Directions for this task: Repeat the data verbatim, images excluded.

───── Dataset excerpts

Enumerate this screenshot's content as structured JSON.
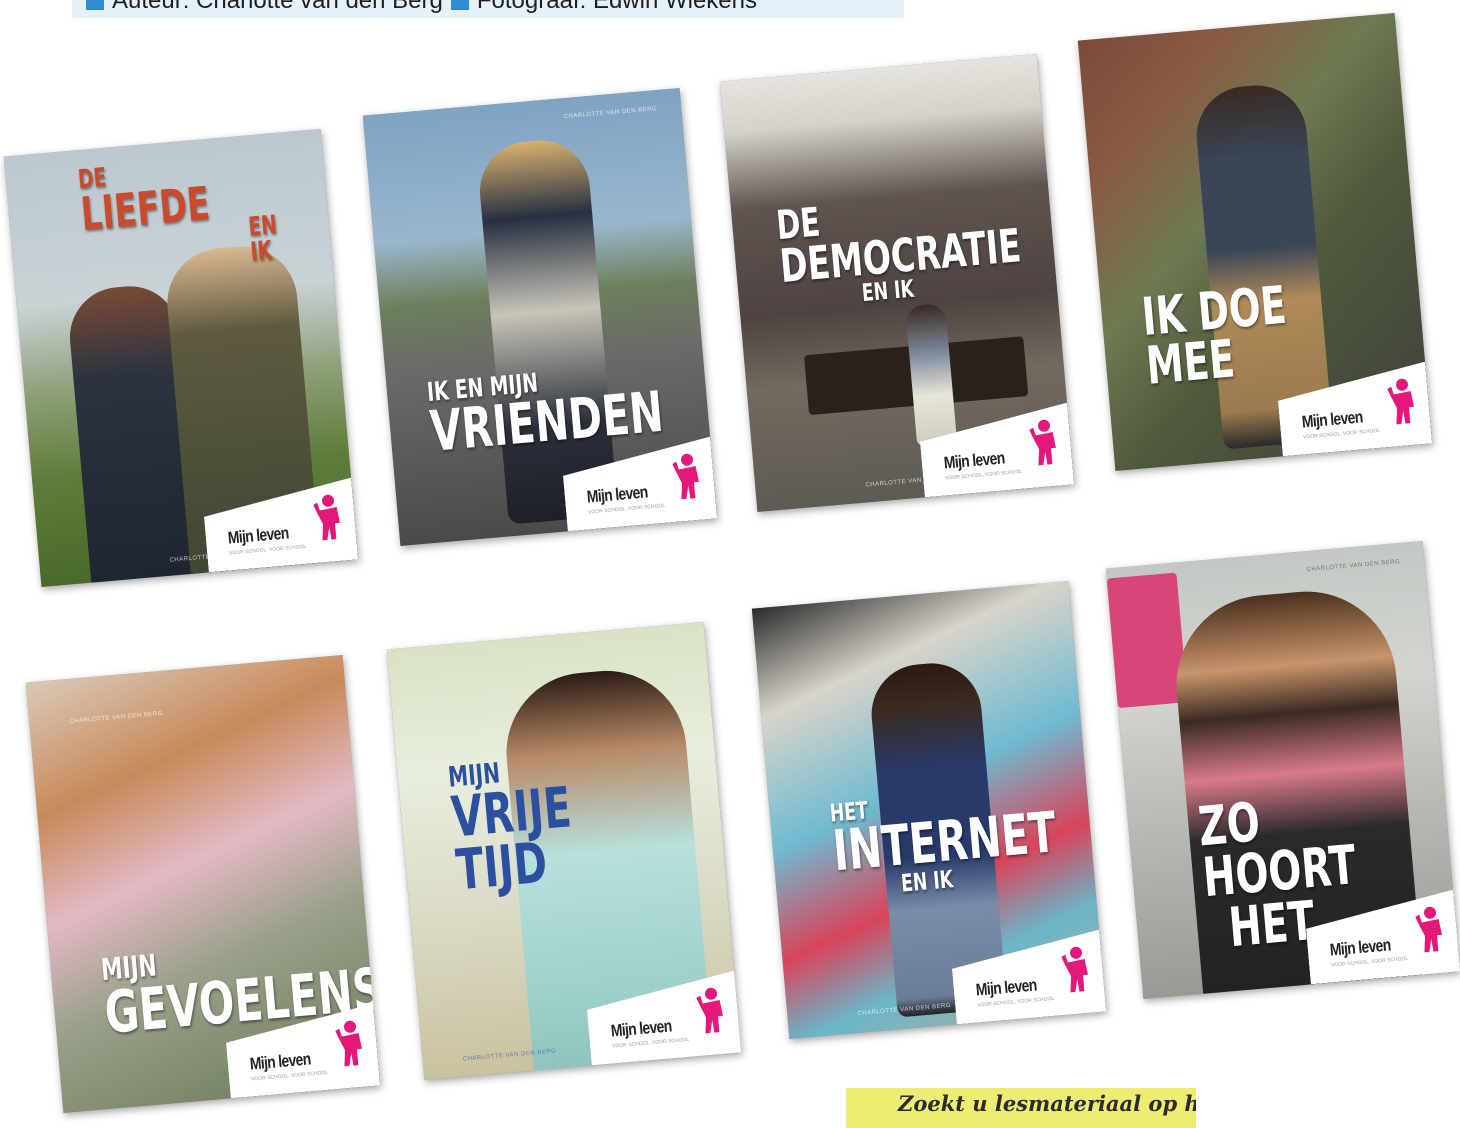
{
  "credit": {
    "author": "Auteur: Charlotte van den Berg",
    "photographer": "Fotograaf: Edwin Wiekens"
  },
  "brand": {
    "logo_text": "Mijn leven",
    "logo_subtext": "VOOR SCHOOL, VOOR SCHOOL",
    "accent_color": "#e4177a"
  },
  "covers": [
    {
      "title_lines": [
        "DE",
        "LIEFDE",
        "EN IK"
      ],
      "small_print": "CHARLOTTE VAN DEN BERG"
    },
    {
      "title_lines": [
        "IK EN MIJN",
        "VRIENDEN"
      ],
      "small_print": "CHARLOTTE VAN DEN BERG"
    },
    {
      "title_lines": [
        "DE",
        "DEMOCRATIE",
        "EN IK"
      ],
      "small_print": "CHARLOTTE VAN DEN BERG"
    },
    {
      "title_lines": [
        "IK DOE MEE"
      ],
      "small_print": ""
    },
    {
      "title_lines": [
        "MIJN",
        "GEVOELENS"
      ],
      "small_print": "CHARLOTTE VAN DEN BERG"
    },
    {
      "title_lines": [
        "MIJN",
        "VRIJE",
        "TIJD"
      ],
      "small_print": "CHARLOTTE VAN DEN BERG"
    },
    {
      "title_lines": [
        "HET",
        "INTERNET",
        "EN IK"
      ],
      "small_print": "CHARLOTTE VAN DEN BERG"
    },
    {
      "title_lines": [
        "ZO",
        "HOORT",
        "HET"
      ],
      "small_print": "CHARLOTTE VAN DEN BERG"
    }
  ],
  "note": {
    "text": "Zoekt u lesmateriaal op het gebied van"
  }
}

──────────

Answer area:
Enumerate this screenshot's content as structured JSON.
{
  "credit": {
    "author": "Auteur: Charlotte van den Berg",
    "photographer": "Fotograaf: Edwin Wiekens"
  },
  "brand": {
    "logo_text": "Mijn leven",
    "logo_subtext": "VOOR SCHOOL, VOOR SCHOOL",
    "accent_color": "#e4177a"
  },
  "covers": [
    {
      "title_lines": [
        "DE",
        "LIEFDE",
        "EN IK"
      ],
      "small_print": "CHARLOTTE VAN DEN BERG"
    },
    {
      "title_lines": [
        "IK EN MIJN",
        "VRIENDEN"
      ],
      "small_print": "CHARLOTTE VAN DEN BERG"
    },
    {
      "title_lines": [
        "DE",
        "DEMOCRATIE",
        "EN IK"
      ],
      "small_print": "CHARLOTTE VAN DEN BERG"
    },
    {
      "title_lines": [
        "IK DOE MEE"
      ],
      "small_print": ""
    },
    {
      "title_lines": [
        "MIJN",
        "GEVOELENS"
      ],
      "small_print": "CHARLOTTE VAN DEN BERG"
    },
    {
      "title_lines": [
        "MIJN",
        "VRIJE",
        "TIJD"
      ],
      "small_print": "CHARLOTTE VAN DEN BERG"
    },
    {
      "title_lines": [
        "HET",
        "INTERNET",
        "EN IK"
      ],
      "small_print": "CHARLOTTE VAN DEN BERG"
    },
    {
      "title_lines": [
        "ZO",
        "HOORT",
        "HET"
      ],
      "small_print": "CHARLOTTE VAN DEN BERG"
    }
  ],
  "note": {
    "text": "Zoekt u lesmateriaal op het gebied van"
  }
}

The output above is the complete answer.